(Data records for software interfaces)

======

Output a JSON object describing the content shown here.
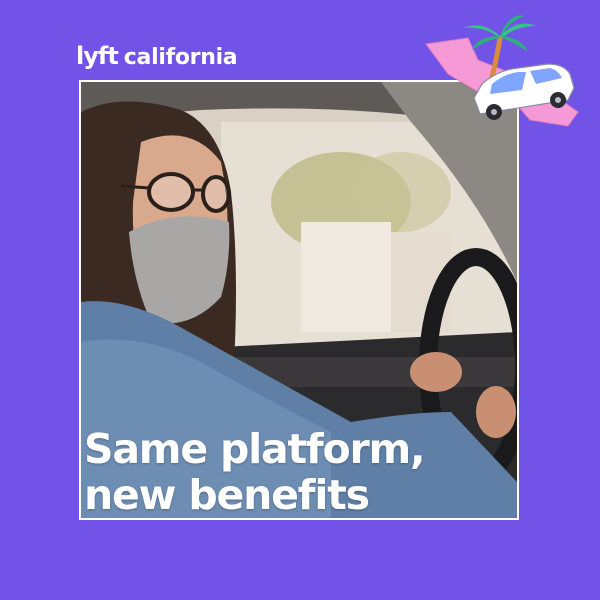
{
  "colors": {
    "background": "#7153e8",
    "frame_border": "#ffffff",
    "text": "#ffffff",
    "state_shape": "#f59ad7",
    "palm_leaves": "#34c48a",
    "car_body": "#ffffff",
    "car_window": "#7fa5ff"
  },
  "brand": {
    "logo_text": "lyft",
    "region_text": "california"
  },
  "headline": {
    "line1": "Same platform,",
    "line2": "new benefits"
  },
  "photo": {
    "subject": "woman-wearing-face-mask-driving-car"
  },
  "sticker": {
    "icons": [
      "california-map-icon",
      "palm-tree-icon",
      "car-icon"
    ]
  }
}
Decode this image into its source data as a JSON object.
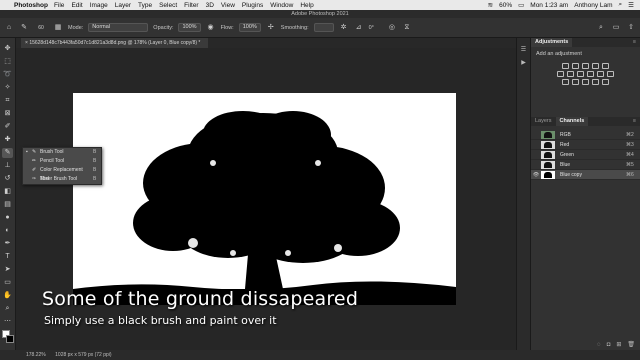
{
  "menubar": {
    "app": "Photoshop",
    "items": [
      "File",
      "Edit",
      "Image",
      "Layer",
      "Type",
      "Select",
      "Filter",
      "3D",
      "View",
      "Plugins",
      "Window",
      "Help"
    ],
    "battery": "60%",
    "clock": "Mon 1:23 am",
    "user": "Anthony Lam"
  },
  "window": {
    "title": "Adobe Photoshop 2021"
  },
  "options": {
    "brush_size": "60",
    "mode_label": "Mode:",
    "mode_value": "Normal",
    "opacity_label": "Opacity:",
    "opacity_value": "100%",
    "flow_label": "Flow:",
    "flow_value": "100%",
    "smoothing_label": "Smoothing:",
    "angle_value": "0°"
  },
  "document": {
    "tab_title": "15628d148c7b443fa50d7c1d821a3d8d.png @ 178% (Layer 0, Blue copy/8) *"
  },
  "flyout": [
    {
      "label": "Brush Tool",
      "key": "B",
      "checked": true
    },
    {
      "label": "Pencil Tool",
      "key": "B",
      "checked": false
    },
    {
      "label": "Color Replacement Tool",
      "key": "B",
      "checked": false
    },
    {
      "label": "Mixer Brush Tool",
      "key": "B",
      "checked": false
    }
  ],
  "adjustments": {
    "tab": "Adjustments",
    "hint": "Add an adjustment"
  },
  "layers_panel": {
    "tabs": [
      "Layers",
      "Channels"
    ],
    "active_tab": "Channels",
    "channels": [
      {
        "name": "RGB",
        "key": "⌘2"
      },
      {
        "name": "Red",
        "key": "⌘3"
      },
      {
        "name": "Green",
        "key": "⌘4"
      },
      {
        "name": "Blue",
        "key": "⌘5"
      },
      {
        "name": "Blue copy",
        "key": "⌘6"
      }
    ]
  },
  "status": {
    "zoom": "178.22%",
    "doc_size": "1028 px x 579 px (72 ppi)"
  },
  "captions": {
    "headline": "Some of the ground dissapeared",
    "subline": "Simply use a black brush and paint over it"
  },
  "colors": {
    "ui_dark": "#323232",
    "canvas": "#ffffff",
    "silhouette": "#000000"
  }
}
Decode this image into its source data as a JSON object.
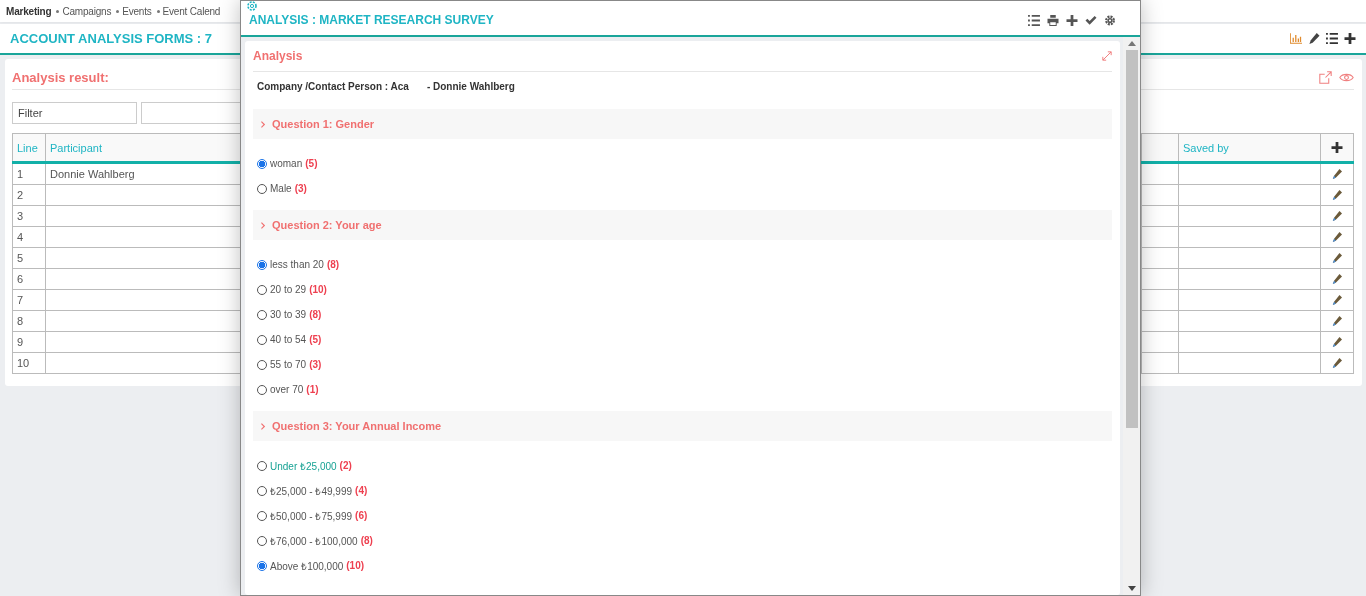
{
  "nav": {
    "items": [
      "Marketing",
      "Campaigns",
      "Events",
      "Event Calend"
    ]
  },
  "header": {
    "title": "ACCOUNT ANALYSIS FORMS : 7"
  },
  "card": {
    "title": "Analysis result:",
    "filter": {
      "placeholder": "Filter"
    },
    "table": {
      "columns": [
        "Line",
        "Participant",
        "",
        "Saved by"
      ],
      "rows": [
        {
          "line": "1",
          "participant": "Donnie Wahlberg"
        },
        {
          "line": "2",
          "participant": ""
        },
        {
          "line": "3",
          "participant": ""
        },
        {
          "line": "4",
          "participant": ""
        },
        {
          "line": "5",
          "participant": ""
        },
        {
          "line": "6",
          "participant": ""
        },
        {
          "line": "7",
          "participant": ""
        },
        {
          "line": "8",
          "participant": ""
        },
        {
          "line": "9",
          "participant": ""
        },
        {
          "line": "10",
          "participant": ""
        }
      ]
    }
  },
  "modal": {
    "title": "ANALYSIS : MARKET RESEARCH SURVEY",
    "section": "Analysis",
    "company_label": "Company /Contact Person : Aca",
    "contact": "- Donnie Wahlberg",
    "questions": [
      {
        "title": "Question 1: Gender",
        "options": [
          {
            "label": "woman",
            "count": "(5)",
            "selected": true,
            "highlighted": false
          },
          {
            "label": "Male",
            "count": "(3)",
            "selected": false,
            "highlighted": false
          }
        ]
      },
      {
        "title": "Question 2: Your age",
        "options": [
          {
            "label": "less than 20",
            "count": "(8)",
            "selected": true,
            "highlighted": false
          },
          {
            "label": "20 to 29",
            "count": "(10)",
            "selected": false,
            "highlighted": false
          },
          {
            "label": "30 to 39",
            "count": "(8)",
            "selected": false,
            "highlighted": false
          },
          {
            "label": "40 to 54",
            "count": "(5)",
            "selected": false,
            "highlighted": false
          },
          {
            "label": "55 to 70",
            "count": "(3)",
            "selected": false,
            "highlighted": false
          },
          {
            "label": "over 70",
            "count": "(1)",
            "selected": false,
            "highlighted": false
          }
        ]
      },
      {
        "title": "Question 3: Your Annual Income",
        "options": [
          {
            "label": "Under ₺25,000",
            "count": "(2)",
            "selected": false,
            "highlighted": true
          },
          {
            "label": "₺25,000 - ₺49,999",
            "count": "(4)",
            "selected": false,
            "highlighted": false
          },
          {
            "label": "₺50,000 - ₺75,999",
            "count": "(6)",
            "selected": false,
            "highlighted": false
          },
          {
            "label": "₺76,000 - ₺100,000",
            "count": "(8)",
            "selected": false,
            "highlighted": false
          },
          {
            "label": "Above ₺100,000",
            "count": "(10)",
            "selected": true,
            "highlighted": false
          }
        ]
      }
    ]
  }
}
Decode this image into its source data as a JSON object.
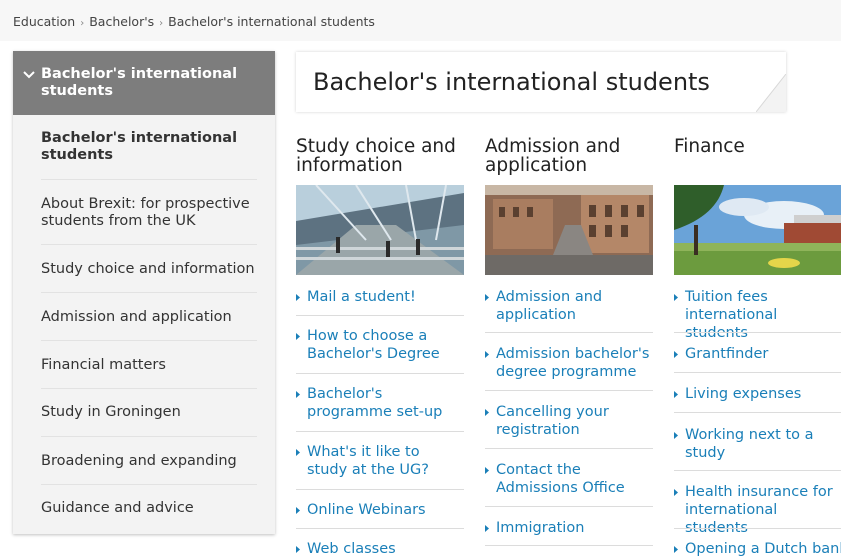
{
  "breadcrumb": {
    "items": [
      "Education",
      "Bachelor's",
      "Bachelor's international students"
    ]
  },
  "sidebar": {
    "header": "Bachelor's international students",
    "items": [
      "Bachelor's international students",
      "About Brexit: for prospective students from the UK",
      "Study choice and information",
      "Admission and application",
      "Financial matters",
      "Study in Groningen",
      "Broadening and expanding",
      "Guidance and advice"
    ]
  },
  "page": {
    "title": "Bachelor's international students"
  },
  "columns": [
    {
      "title": "Study choice and information",
      "links": [
        "Mail a student!",
        "How to choose a Bachelor's Degree",
        "Bachelor's programme set-up",
        "What's it like to study at the UG?",
        "Online Webinars",
        "Web classes"
      ]
    },
    {
      "title": "Admission and application",
      "links": [
        "Admission and application",
        "Admission bachelor's degree programme",
        "Cancelling your registration",
        "Contact the Admissions Office",
        "Immigration"
      ]
    },
    {
      "title": "Finance",
      "links": [
        "Tuition fees international students",
        "Grantfinder",
        "Living expenses",
        "Working next to a study",
        "Health insurance for international students",
        "Opening a Dutch bank"
      ]
    }
  ],
  "colors": {
    "link": "#1a7fb8",
    "sidebar_header": "#7d7d7d"
  }
}
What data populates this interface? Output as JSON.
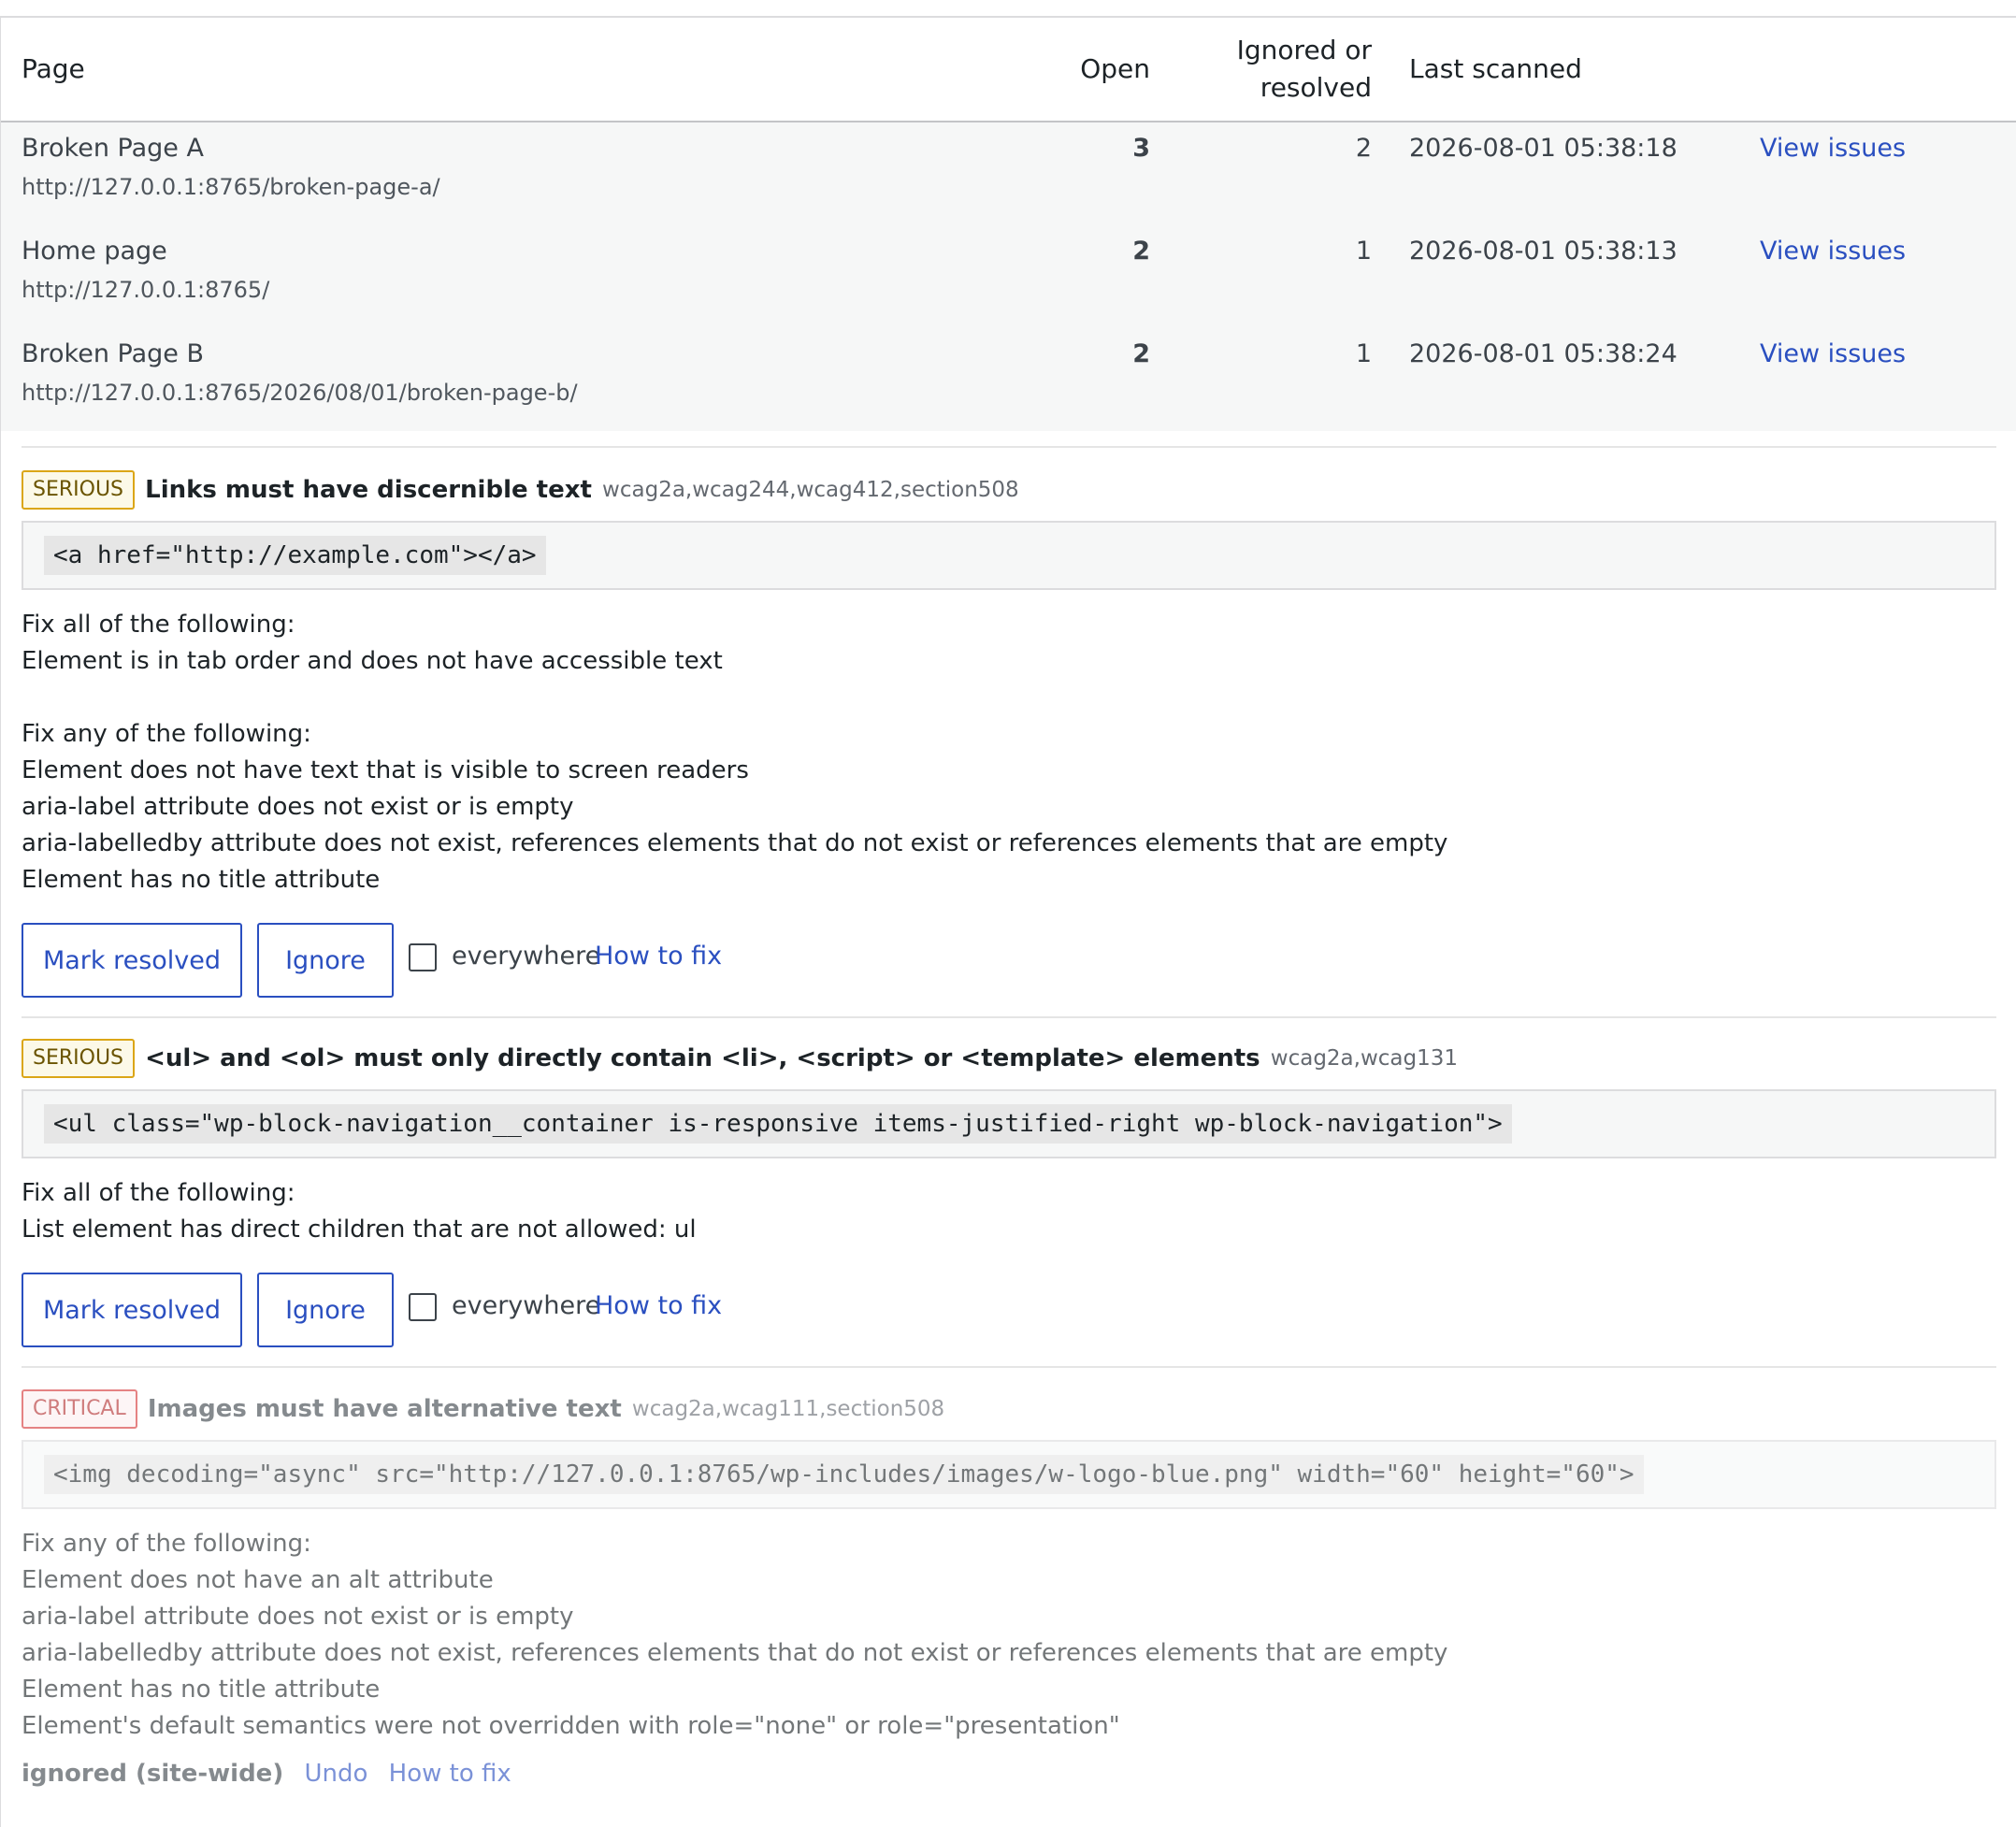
{
  "table": {
    "headers": {
      "page": "Page",
      "open": "Open",
      "ignored_line1": "Ignored or",
      "ignored_line2": "resolved",
      "last_scanned": "Last scanned"
    },
    "rows": [
      {
        "title": "Broken Page A",
        "url": "http://127.0.0.1:8765/broken-page-a/",
        "open": "3",
        "ignored": "2",
        "last_scanned": "2026-08-01 05:38:18",
        "action": "View issues"
      },
      {
        "title": "Home page",
        "url": "http://127.0.0.1:8765/",
        "open": "2",
        "ignored": "1",
        "last_scanned": "2026-08-01 05:38:13",
        "action": "View issues"
      },
      {
        "title": "Broken Page B",
        "url": "http://127.0.0.1:8765/2026/08/01/broken-page-b/",
        "open": "2",
        "ignored": "1",
        "last_scanned": "2026-08-01 05:38:24",
        "action": "View issues"
      }
    ]
  },
  "issues": [
    {
      "severity": "SERIOUS",
      "title": "Links must have discernible text",
      "tags": "wcag2a,wcag244,wcag412,section508",
      "code": "<a href=\"http://example.com\"></a>",
      "fix_all_heading": "Fix all of the following:",
      "fix_all": [
        "Element is in tab order and does not have accessible text"
      ],
      "fix_any_heading": "Fix any of the following:",
      "fix_any": [
        "Element does not have text that is visible to screen readers",
        "aria-label attribute does not exist or is empty",
        "aria-labelledby attribute does not exist, references elements that do not exist or references elements that are empty",
        "Element has no title attribute"
      ],
      "mark_resolved": "Mark resolved",
      "ignore": "Ignore",
      "everywhere": "everywhere",
      "how_to_fix": "How to fix"
    },
    {
      "severity": "SERIOUS",
      "title": "<ul> and <ol> must only directly contain <li>, <script> or <template> elements",
      "tags": "wcag2a,wcag131",
      "code": "<ul class=\"wp-block-navigation__container is-responsive items-justified-right wp-block-navigation\">",
      "fix_all_heading": "Fix all of the following:",
      "fix_all": [
        "List element has direct children that are not allowed: ul"
      ],
      "mark_resolved": "Mark resolved",
      "ignore": "Ignore",
      "everywhere": "everywhere",
      "how_to_fix": "How to fix"
    },
    {
      "severity": "CRITICAL",
      "title": "Images must have alternative text",
      "tags": "wcag2a,wcag111,section508",
      "code": "<img decoding=\"async\" src=\"http://127.0.0.1:8765/wp-includes/images/w-logo-blue.png\" width=\"60\" height=\"60\">",
      "fix_any_heading": "Fix any of the following:",
      "fix_any": [
        "Element does not have an alt attribute",
        "aria-label attribute does not exist or is empty",
        "aria-labelledby attribute does not exist, references elements that do not exist or references elements that are empty",
        "Element has no title attribute",
        "Element's default semantics were not overridden with role=\"none\" or role=\"presentation\""
      ],
      "status": "ignored (site-wide)",
      "undo": "Undo",
      "how_to_fix": "How to fix"
    }
  ],
  "colors": {
    "link": "#2a4fc0",
    "serious_border": "#dba617",
    "critical_border": "#d63638",
    "row_bg": "#f6f7f7"
  }
}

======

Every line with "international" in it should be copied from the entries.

### Output for this exercise
      "Bachelor's international students"
    "header": "Bachelor's international students",
      "Bachelor's international students",
    "title": "Bachelor's international students"
        "Tuition fees international students",
        "Health insurance for international students",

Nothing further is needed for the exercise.